Entries shown:
⁂

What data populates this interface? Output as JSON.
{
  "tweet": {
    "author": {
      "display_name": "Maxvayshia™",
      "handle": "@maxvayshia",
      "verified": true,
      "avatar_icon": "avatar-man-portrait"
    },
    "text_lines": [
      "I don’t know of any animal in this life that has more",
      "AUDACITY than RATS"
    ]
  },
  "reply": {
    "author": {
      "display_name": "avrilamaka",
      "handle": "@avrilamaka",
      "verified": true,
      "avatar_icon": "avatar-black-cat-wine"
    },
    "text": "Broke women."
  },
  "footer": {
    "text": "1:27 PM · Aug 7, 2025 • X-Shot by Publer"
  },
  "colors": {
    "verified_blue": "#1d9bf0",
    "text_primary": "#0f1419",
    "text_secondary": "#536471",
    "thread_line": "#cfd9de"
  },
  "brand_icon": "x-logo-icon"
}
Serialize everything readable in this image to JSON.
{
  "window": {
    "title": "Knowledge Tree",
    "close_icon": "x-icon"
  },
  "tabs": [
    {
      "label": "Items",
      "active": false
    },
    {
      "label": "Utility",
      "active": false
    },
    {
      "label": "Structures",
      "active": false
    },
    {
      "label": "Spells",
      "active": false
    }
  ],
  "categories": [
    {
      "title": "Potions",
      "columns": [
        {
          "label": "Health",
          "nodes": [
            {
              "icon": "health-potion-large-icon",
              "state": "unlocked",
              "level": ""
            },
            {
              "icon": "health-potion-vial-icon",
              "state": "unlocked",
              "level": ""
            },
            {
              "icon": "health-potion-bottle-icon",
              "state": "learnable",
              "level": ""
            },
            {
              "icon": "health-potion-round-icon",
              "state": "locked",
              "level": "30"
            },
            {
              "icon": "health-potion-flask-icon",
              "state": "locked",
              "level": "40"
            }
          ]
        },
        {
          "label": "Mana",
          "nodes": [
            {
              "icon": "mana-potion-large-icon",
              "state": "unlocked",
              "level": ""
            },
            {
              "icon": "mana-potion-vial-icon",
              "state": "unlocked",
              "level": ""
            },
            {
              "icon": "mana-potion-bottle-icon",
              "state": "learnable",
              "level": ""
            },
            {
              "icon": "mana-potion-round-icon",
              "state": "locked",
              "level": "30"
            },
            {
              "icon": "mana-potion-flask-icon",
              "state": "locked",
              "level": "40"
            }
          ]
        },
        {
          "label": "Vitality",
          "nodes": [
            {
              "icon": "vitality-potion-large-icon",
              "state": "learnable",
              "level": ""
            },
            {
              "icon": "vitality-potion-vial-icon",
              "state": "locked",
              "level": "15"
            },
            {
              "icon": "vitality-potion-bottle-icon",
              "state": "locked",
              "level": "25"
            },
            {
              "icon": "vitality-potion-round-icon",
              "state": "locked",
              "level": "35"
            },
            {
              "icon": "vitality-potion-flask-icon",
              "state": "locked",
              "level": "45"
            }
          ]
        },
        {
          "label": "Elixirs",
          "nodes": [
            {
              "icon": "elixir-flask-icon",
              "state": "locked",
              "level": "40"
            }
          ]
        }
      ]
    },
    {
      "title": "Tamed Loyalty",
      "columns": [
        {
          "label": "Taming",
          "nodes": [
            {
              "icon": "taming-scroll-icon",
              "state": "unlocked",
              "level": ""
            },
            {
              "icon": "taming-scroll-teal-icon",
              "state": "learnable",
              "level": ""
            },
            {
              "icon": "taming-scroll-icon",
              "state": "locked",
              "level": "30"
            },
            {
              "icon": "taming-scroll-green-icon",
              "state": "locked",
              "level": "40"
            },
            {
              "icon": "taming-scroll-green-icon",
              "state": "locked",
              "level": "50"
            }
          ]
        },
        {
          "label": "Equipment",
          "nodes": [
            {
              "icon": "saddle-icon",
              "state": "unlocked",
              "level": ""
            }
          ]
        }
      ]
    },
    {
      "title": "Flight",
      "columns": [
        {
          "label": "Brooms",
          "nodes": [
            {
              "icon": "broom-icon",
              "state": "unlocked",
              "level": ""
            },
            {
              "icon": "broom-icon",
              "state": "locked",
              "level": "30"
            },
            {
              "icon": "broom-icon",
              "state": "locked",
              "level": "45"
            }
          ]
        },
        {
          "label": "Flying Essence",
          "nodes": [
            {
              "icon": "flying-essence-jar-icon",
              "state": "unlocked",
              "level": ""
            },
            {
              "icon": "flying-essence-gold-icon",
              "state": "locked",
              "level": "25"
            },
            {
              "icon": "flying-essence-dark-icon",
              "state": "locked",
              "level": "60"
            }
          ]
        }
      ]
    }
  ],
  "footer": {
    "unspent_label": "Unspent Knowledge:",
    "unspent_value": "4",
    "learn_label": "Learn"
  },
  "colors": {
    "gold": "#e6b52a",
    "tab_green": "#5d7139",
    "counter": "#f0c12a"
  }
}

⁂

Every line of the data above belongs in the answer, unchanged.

What data populates this interface? Output as JSON.
{
  "tweet": {
    "author": {
      "display_name": "Maxvayshia™",
      "handle": "@maxvayshia",
      "verified": true,
      "avatar_icon": "avatar-man-portrait"
    },
    "text_lines": [
      "I don’t know of any animal in this life that has more",
      "AUDACITY than RATS"
    ]
  },
  "reply": {
    "author": {
      "display_name": "avrilamaka",
      "handle": "@avrilamaka",
      "verified": true,
      "avatar_icon": "avatar-black-cat-wine"
    },
    "text": "Broke women."
  },
  "footer": {
    "text": "1:27 PM · Aug 7, 2025 • X-Shot by Publer"
  },
  "colors": {
    "verified_blue": "#1d9bf0",
    "text_primary": "#0f1419",
    "text_secondary": "#536471",
    "thread_line": "#cfd9de"
  },
  "brand_icon": "x-logo-icon"
}
Serialize everything readable in this image to JSON.
{
  "window": {
    "title": "Knowledge Tree",
    "close_icon": "x-icon"
  },
  "tabs": [
    {
      "label": "Items",
      "active": false
    },
    {
      "label": "Utility",
      "active": false
    },
    {
      "label": "Structures",
      "active": false
    },
    {
      "label": "Spells",
      "active": false
    }
  ],
  "categories": [
    {
      "title": "Potions",
      "columns": [
        {
          "label": "Health",
          "nodes": [
            {
              "icon": "health-potion-large-icon",
              "state": "unlocked",
              "level": ""
            },
            {
              "icon": "health-potion-vial-icon",
              "state": "unlocked",
              "level": ""
            },
            {
              "icon": "health-potion-bottle-icon",
              "state": "learnable",
              "level": ""
            },
            {
              "icon": "health-potion-round-icon",
              "state": "locked",
              "level": "30"
            },
            {
              "icon": "health-potion-flask-icon",
              "state": "locked",
              "level": "40"
            }
          ]
        },
        {
          "label": "Mana",
          "nodes": [
            {
              "icon": "mana-potion-large-icon",
              "state": "unlocked",
              "level": ""
            },
            {
              "icon": "mana-potion-vial-icon",
              "state": "unlocked",
              "level": ""
            },
            {
              "icon": "mana-potion-bottle-icon",
              "state": "learnable",
              "level": ""
            },
            {
              "icon": "mana-potion-round-icon",
              "state": "locked",
              "level": "30"
            },
            {
              "icon": "mana-potion-flask-icon",
              "state": "locked",
              "level": "40"
            }
          ]
        },
        {
          "label": "Vitality",
          "nodes": [
            {
              "icon": "vitality-potion-large-icon",
              "state": "learnable",
              "level": ""
            },
            {
              "icon": "vitality-potion-vial-icon",
              "state": "locked",
              "level": "15"
            },
            {
              "icon": "vitality-potion-bottle-icon",
              "state": "locked",
              "level": "25"
            },
            {
              "icon": "vitality-potion-round-icon",
              "state": "locked",
              "level": "35"
            },
            {
              "icon": "vitality-potion-flask-icon",
              "state": "locked",
              "level": "45"
            }
          ]
        },
        {
          "label": "Elixirs",
          "nodes": [
            {
              "icon": "elixir-flask-icon",
              "state": "locked",
              "level": "40"
            }
          ]
        }
      ]
    },
    {
      "title": "Tamed Loyalty",
      "columns": [
        {
          "label": "Taming",
          "nodes": [
            {
              "icon": "taming-scroll-icon",
              "state": "unlocked",
              "level": ""
            },
            {
              "icon": "taming-scroll-teal-icon",
              "state": "learnable",
              "level": ""
            },
            {
              "icon": "taming-scroll-icon",
              "state": "locked",
              "level": "30"
            },
            {
              "icon": "taming-scroll-green-icon",
              "state": "locked",
              "level": "40"
            },
            {
              "icon": "taming-scroll-green-icon",
              "state": "locked",
              "level": "50"
            }
          ]
        },
        {
          "label": "Equipment",
          "nodes": [
            {
              "icon": "saddle-icon",
              "state": "unlocked",
              "level": ""
            }
          ]
        }
      ]
    },
    {
      "title": "Flight",
      "columns": [
        {
          "label": "Brooms",
          "nodes": [
            {
              "icon": "broom-icon",
              "state": "unlocked",
              "level": ""
            },
            {
              "icon": "broom-icon",
              "state": "locked",
              "level": "30"
            },
            {
              "icon": "broom-icon",
              "state": "locked",
              "level": "45"
            }
          ]
        },
        {
          "label": "Flying Essence",
          "nodes": [
            {
              "icon": "flying-essence-jar-icon",
              "state": "unlocked",
              "level": ""
            },
            {
              "icon": "flying-essence-gold-icon",
              "state": "locked",
              "level": "25"
            },
            {
              "icon": "flying-essence-dark-icon",
              "state": "locked",
              "level": "60"
            }
          ]
        }
      ]
    }
  ],
  "footer": {
    "unspent_label": "Unspent Knowledge:",
    "unspent_value": "4",
    "learn_label": "Learn"
  },
  "colors": {
    "gold": "#e6b52a",
    "tab_green": "#5d7139",
    "counter": "#f0c12a"
  }
}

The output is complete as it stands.